··· INPUT MATERIAL

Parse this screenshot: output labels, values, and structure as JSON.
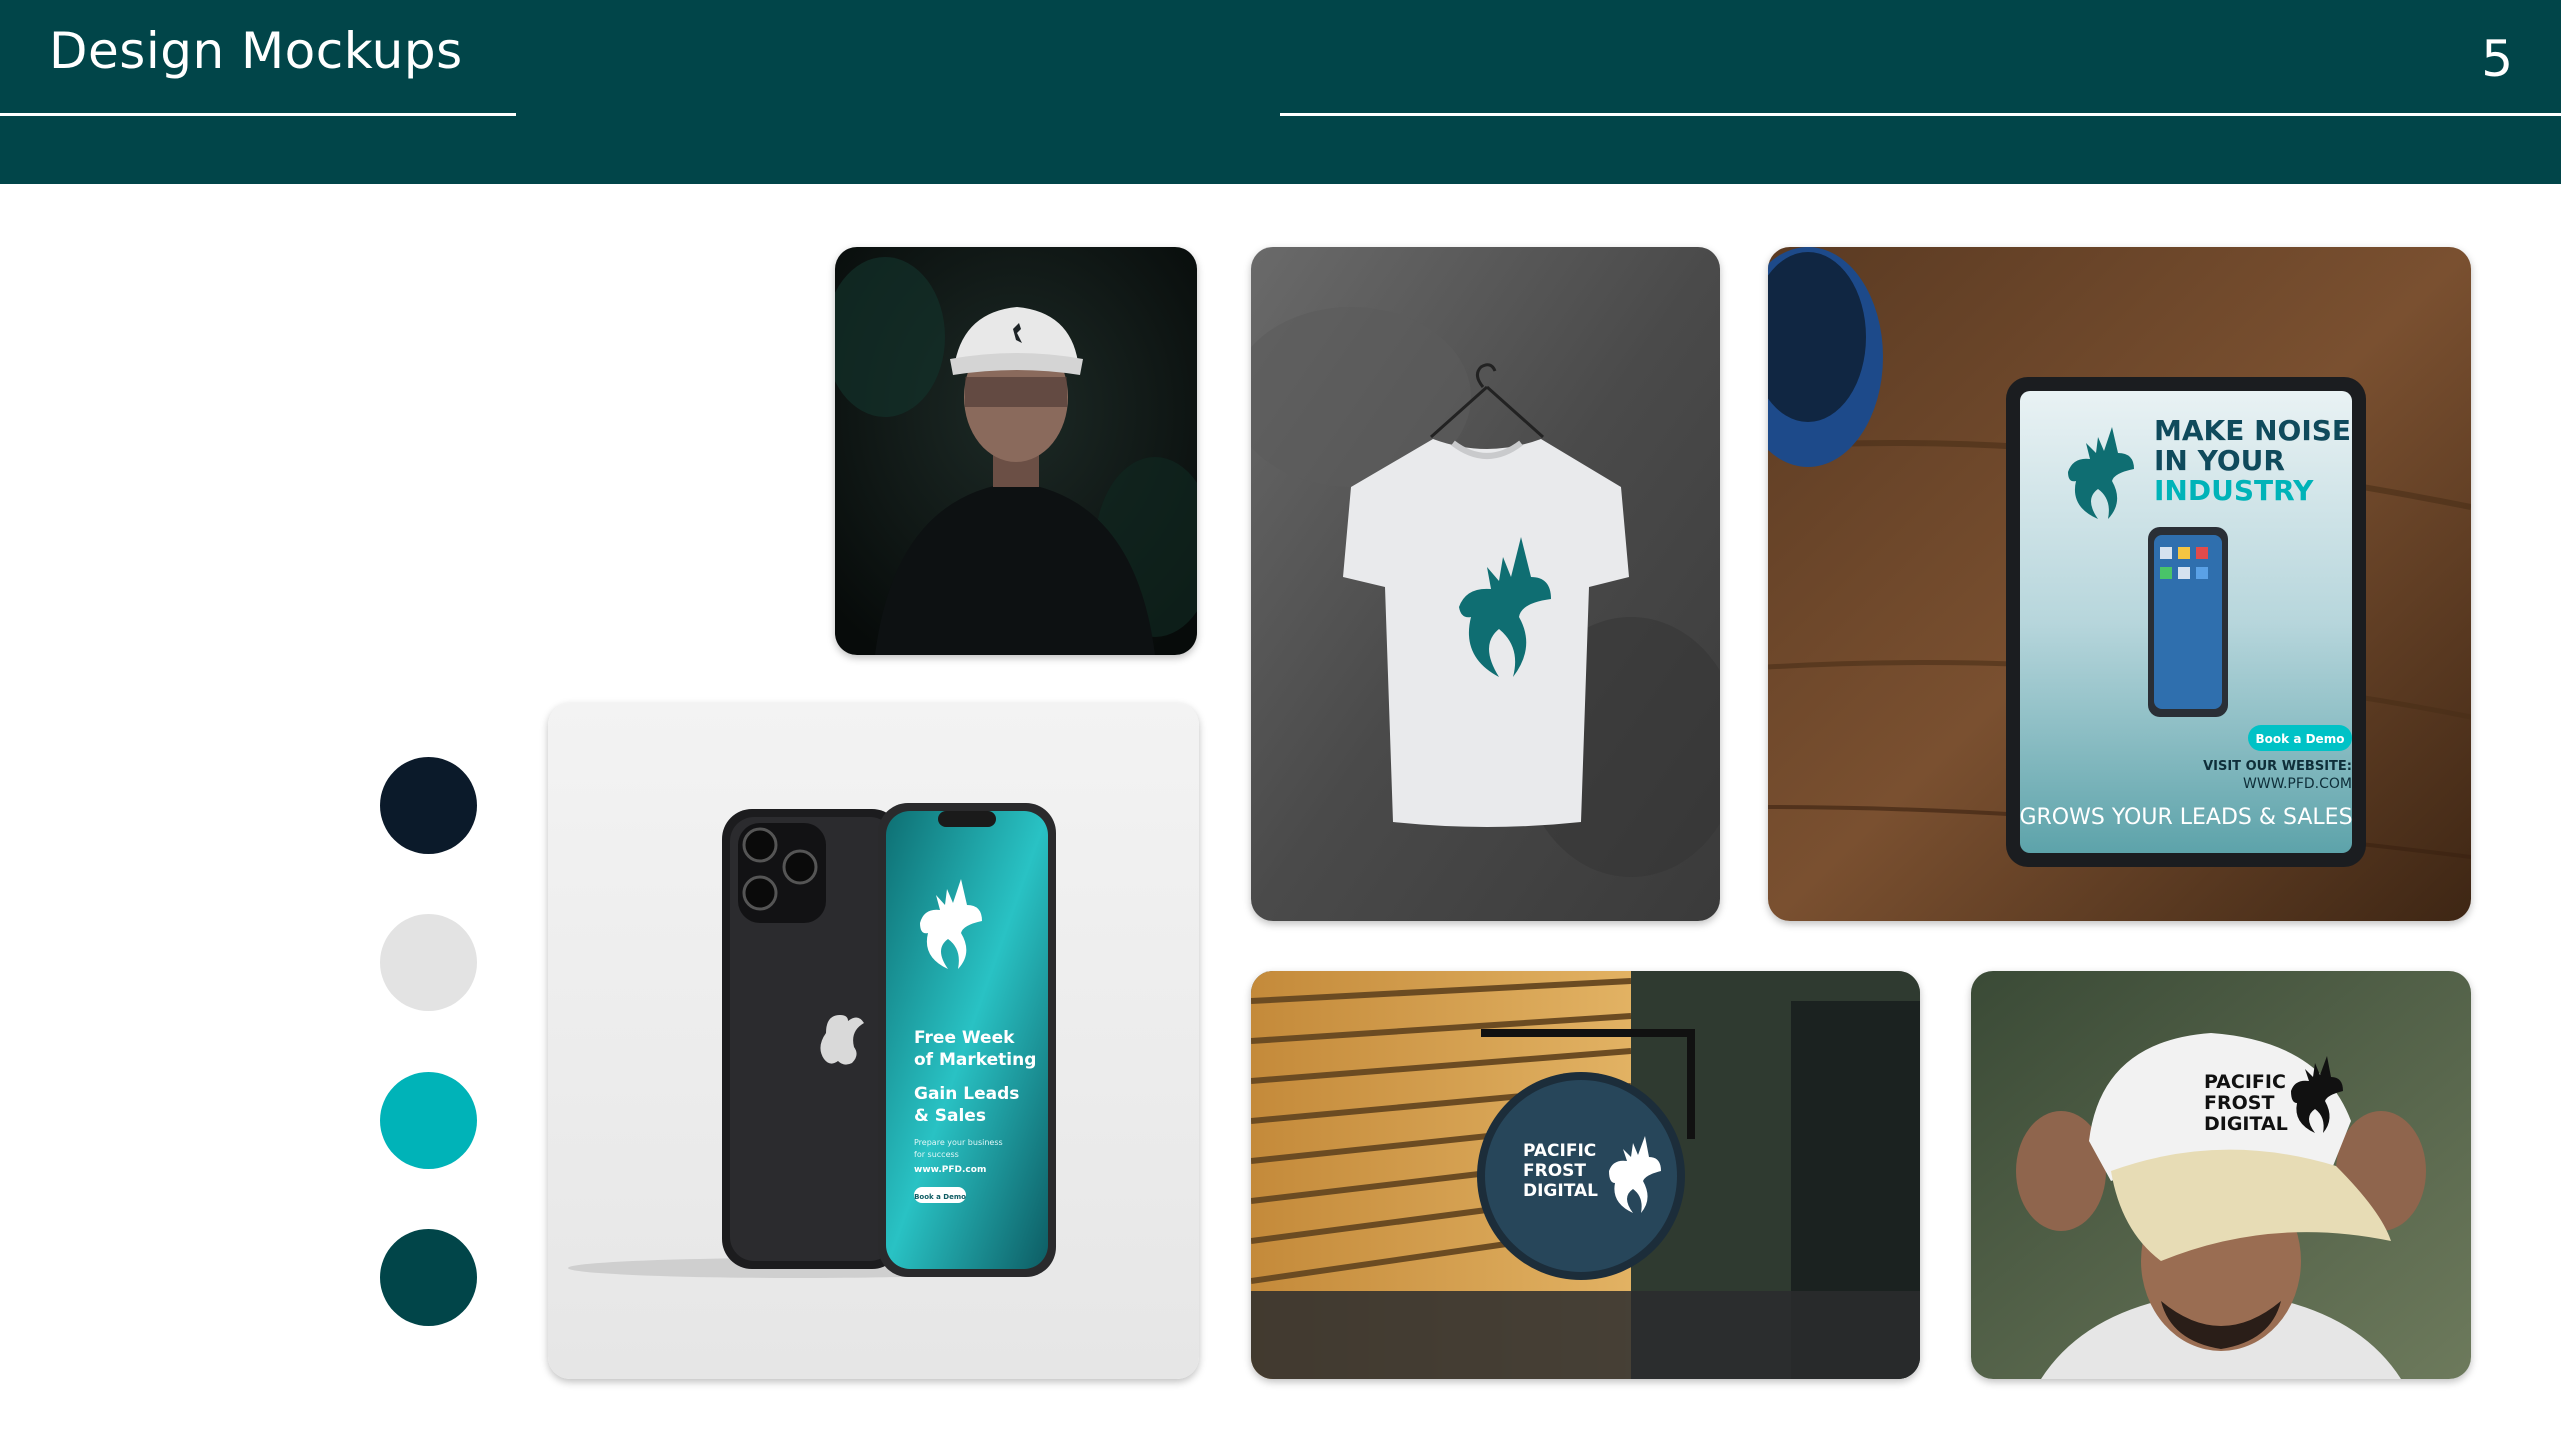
{
  "header": {
    "title": "Design Mockups",
    "page_number": "5"
  },
  "palette": {
    "colors": [
      "#0b1a2a",
      "#e3e3e3",
      "#00b3b8",
      "#014549"
    ]
  },
  "mockups": {
    "tablet_ad": {
      "headline_line1": "MAKE NOISE",
      "headline_line2": "IN YOUR",
      "headline_line3": "INDUSTRY",
      "cta_button": "Book a Demo",
      "visit_label": "VISIT OUR WEBSITE:",
      "url": "WWW.PFD.COM",
      "footer": "GROWS YOUR LEADS & SALES"
    },
    "phone_ad": {
      "line1": "Free Week",
      "line2": "of Marketing",
      "line3": "Gain Leads",
      "line4": "& Sales",
      "small1": "Prepare your business",
      "small2": "for success",
      "url": "www.PFD.com",
      "cta_button": "Book a Demo"
    },
    "sign": {
      "line1": "PACIFIC",
      "line2": "FROST",
      "line3": "DIGITAL"
    },
    "cap": {
      "line1": "PACIFIC",
      "line2": "FROST",
      "line3": "DIGITAL"
    }
  }
}
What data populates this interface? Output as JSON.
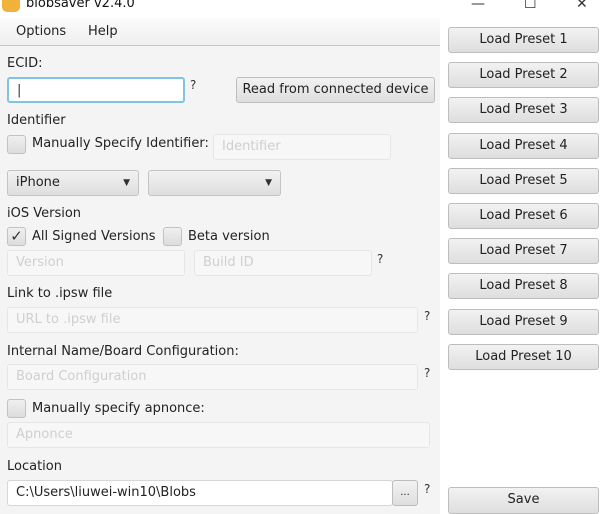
{
  "window": {
    "title": "blobsaver v2.4.0",
    "minimize": "—",
    "maximize": "☐",
    "close": "✕"
  },
  "menu": [
    "Options",
    "Help"
  ],
  "ecid": {
    "label": "ECID:",
    "value": "|",
    "help": "?",
    "read_button": "Read from connected device"
  },
  "identifier": {
    "label": "Identifier",
    "checkbox_label": "Manually Specify Identifier:",
    "checked": false,
    "placeholder": "Identifier"
  },
  "device": {
    "type": "iPhone",
    "model": ""
  },
  "ios": {
    "label": "iOS Version",
    "all_signed": "All Signed Versions",
    "all_signed_checked": true,
    "beta": "Beta version",
    "beta_checked": false,
    "version_placeholder": "Version",
    "build_placeholder": "Build ID",
    "help": "?"
  },
  "ipsw": {
    "label": "Link to .ipsw file",
    "placeholder": "URL to .ipsw file",
    "help": "?"
  },
  "board": {
    "label": "Internal Name/Board Configuration:",
    "placeholder": "Board Configuration",
    "help": "?"
  },
  "apnonce": {
    "checkbox_label": "Manually specify apnonce:",
    "checked": false,
    "placeholder": "Apnonce"
  },
  "location": {
    "label": "Location",
    "value": "C:\\Users\\liuwei-win10\\Blobs",
    "browse": "...",
    "help": "?"
  },
  "presets": [
    "Load Preset 1",
    "Load Preset 2",
    "Load Preset 3",
    "Load Preset 4",
    "Load Preset 5",
    "Load Preset 6",
    "Load Preset 7",
    "Load Preset 8",
    "Load Preset 9",
    "Load Preset 10"
  ],
  "save": "Save"
}
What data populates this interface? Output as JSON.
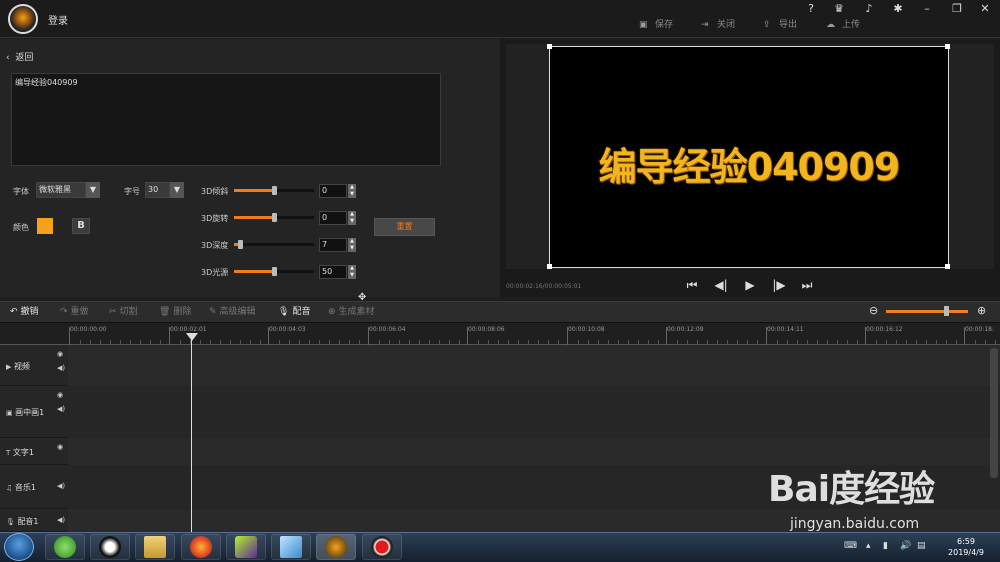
{
  "titlebar": {
    "login": "登录",
    "actions": {
      "save": "保存",
      "close": "关闭",
      "export": "导出",
      "upload": "上传"
    },
    "icons": [
      "help-icon",
      "vip-icon",
      "bell-icon",
      "gear-icon",
      "minimize-icon",
      "maximize-icon",
      "close-window-icon"
    ]
  },
  "editor": {
    "back": "返回",
    "text_content": "编导经验040909",
    "font_label": "字体",
    "font_value": "微软雅黑",
    "size_label": "字号",
    "size_value": "30",
    "color_label": "颜色",
    "color_value": "#f5a21b",
    "bold_label": "B",
    "sliders": [
      {
        "label": "3D倾斜",
        "value": "0",
        "level": 0.5
      },
      {
        "label": "3D旋转",
        "value": "0",
        "level": 0.5
      },
      {
        "label": "3D深度",
        "value": "7",
        "level": 0.07
      },
      {
        "label": "3D光源",
        "value": "50",
        "level": 0.5
      }
    ],
    "reset": "重置"
  },
  "preview": {
    "text": "编导经验040909",
    "timecode": "00:00:02:16/00:00:05:01"
  },
  "toolbar": {
    "undo": "撤销",
    "redo": "重做",
    "cut": "切割",
    "delete": "删除",
    "advanced": "高级编辑",
    "dub": "配音",
    "generate": "生成素材"
  },
  "ruler": {
    "ticks": [
      "00:00:00:00",
      "00:00:02:01",
      "00:00:04:03",
      "00:00:06:04",
      "00:00:08:06",
      "00:00:10:08",
      "00:00:12:09",
      "00:00:14:11",
      "00:00:16:12",
      "00:00:18:"
    ]
  },
  "tracks": [
    {
      "name": "视频",
      "icon": "video-icon"
    },
    {
      "name": "画中画1",
      "icon": "pip-icon"
    },
    {
      "name": "文字1",
      "icon": "text-icon"
    },
    {
      "name": "音乐1",
      "icon": "music-icon"
    },
    {
      "name": "配音1",
      "icon": "mic-icon"
    }
  ],
  "taskbar": {
    "time": "6:59",
    "date": "2019/4/9"
  },
  "watermark": {
    "logo": "Bai度经验",
    "url": "jingyan.baidu.com"
  }
}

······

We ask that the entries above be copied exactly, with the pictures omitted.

Parse this screenshot: output labels, values, and structure as JSON.
{
  "header": {
    "title": "Design Mockups",
    "page_number": "5"
  },
  "palette": {
    "colors": [
      "#0b1a2a",
      "#e3e3e3",
      "#00b3b8",
      "#014549"
    ]
  },
  "mockups": {
    "tablet_ad": {
      "headline_line1": "MAKE NOISE",
      "headline_line2": "IN YOUR",
      "headline_line3": "INDUSTRY",
      "cta_button": "Book a Demo",
      "visit_label": "VISIT OUR WEBSITE:",
      "url": "WWW.PFD.COM",
      "footer": "GROWS YOUR LEADS & SALES"
    },
    "phone_ad": {
      "line1": "Free Week",
      "line2": "of Marketing",
      "line3": "Gain Leads",
      "line4": "& Sales",
      "small1": "Prepare your business",
      "small2": "for success",
      "url": "www.PFD.com",
      "cta_button": "Book a Demo"
    },
    "sign": {
      "line1": "PACIFIC",
      "line2": "FROST",
      "line3": "DIGITAL"
    },
    "cap": {
      "line1": "PACIFIC",
      "line2": "FROST",
      "line3": "DIGITAL"
    }
  }
}
What data populates this interface? Output as JSON.
{
  "window": {
    "title": "blobsaver v2.4.0",
    "minimize": "—",
    "maximize": "☐",
    "close": "✕"
  },
  "menu": [
    "Options",
    "Help"
  ],
  "ecid": {
    "label": "ECID:",
    "value": "|",
    "help": "?",
    "read_button": "Read from connected device"
  },
  "identifier": {
    "label": "Identifier",
    "checkbox_label": "Manually Specify Identifier:",
    "checked": false,
    "placeholder": "Identifier"
  },
  "device": {
    "type": "iPhone",
    "model": ""
  },
  "ios": {
    "label": "iOS Version",
    "all_signed": "All Signed Versions",
    "all_signed_checked": true,
    "beta": "Beta version",
    "beta_checked": false,
    "version_placeholder": "Version",
    "build_placeholder": "Build ID",
    "help": "?"
  },
  "ipsw": {
    "label": "Link to .ipsw file",
    "placeholder": "URL to .ipsw file",
    "help": "?"
  },
  "board": {
    "label": "Internal Name/Board Configuration:",
    "placeholder": "Board Configuration",
    "help": "?"
  },
  "apnonce": {
    "checkbox_label": "Manually specify apnonce:",
    "checked": false,
    "placeholder": "Apnonce"
  },
  "location": {
    "label": "Location",
    "value": "C:\\Users\\liuwei-win10\\Blobs",
    "browse": "...",
    "help": "?"
  },
  "presets": [
    "Load Preset 1",
    "Load Preset 2",
    "Load Preset 3",
    "Load Preset 4",
    "Load Preset 5",
    "Load Preset 6",
    "Load Preset 7",
    "Load Preset 8",
    "Load Preset 9",
    "Load Preset 10"
  ],
  "save": "Save"
}
What data populates this interface? Output as JSON.
{
  "titlebar": {
    "login": "登录",
    "actions": {
      "save": "保存",
      "close": "关闭",
      "export": "导出",
      "upload": "上传"
    },
    "icons": [
      "help-icon",
      "vip-icon",
      "bell-icon",
      "gear-icon",
      "minimize-icon",
      "maximize-icon",
      "close-window-icon"
    ]
  },
  "editor": {
    "back": "返回",
    "text_content": "编导经验040909",
    "font_label": "字体",
    "font_value": "微软雅黑",
    "size_label": "字号",
    "size_value": "30",
    "color_label": "颜色",
    "color_value": "#f5a21b",
    "bold_label": "B",
    "sliders": [
      {
        "label": "3D倾斜",
        "value": "0",
        "level": 0.5
      },
      {
        "label": "3D旋转",
        "value": "0",
        "level": 0.5
      },
      {
        "label": "3D深度",
        "value": "7",
        "level": 0.07
      },
      {
        "label": "3D光源",
        "value": "50",
        "level": 0.5
      }
    ],
    "reset": "重置"
  },
  "preview": {
    "text": "编导经验040909",
    "timecode": "00:00:02:16/00:00:05:01"
  },
  "toolbar": {
    "undo": "撤销",
    "redo": "重做",
    "cut": "切割",
    "delete": "删除",
    "advanced": "高级编辑",
    "dub": "配音",
    "generate": "生成素材"
  },
  "ruler": {
    "ticks": [
      "00:00:00:00",
      "00:00:02:01",
      "00:00:04:03",
      "00:00:06:04",
      "00:00:08:06",
      "00:00:10:08",
      "00:00:12:09",
      "00:00:14:11",
      "00:00:16:12",
      "00:00:18:"
    ]
  },
  "tracks": [
    {
      "name": "视频",
      "icon": "video-icon"
    },
    {
      "name": "画中画1",
      "icon": "pip-icon"
    },
    {
      "name": "文字1",
      "icon": "text-icon"
    },
    {
      "name": "音乐1",
      "icon": "music-icon"
    },
    {
      "name": "配音1",
      "icon": "mic-icon"
    }
  ],
  "taskbar": {
    "time": "6:59",
    "date": "2019/4/9"
  },
  "watermark": {
    "logo": "Bai度经验",
    "url": "jingyan.baidu.com"
  }
}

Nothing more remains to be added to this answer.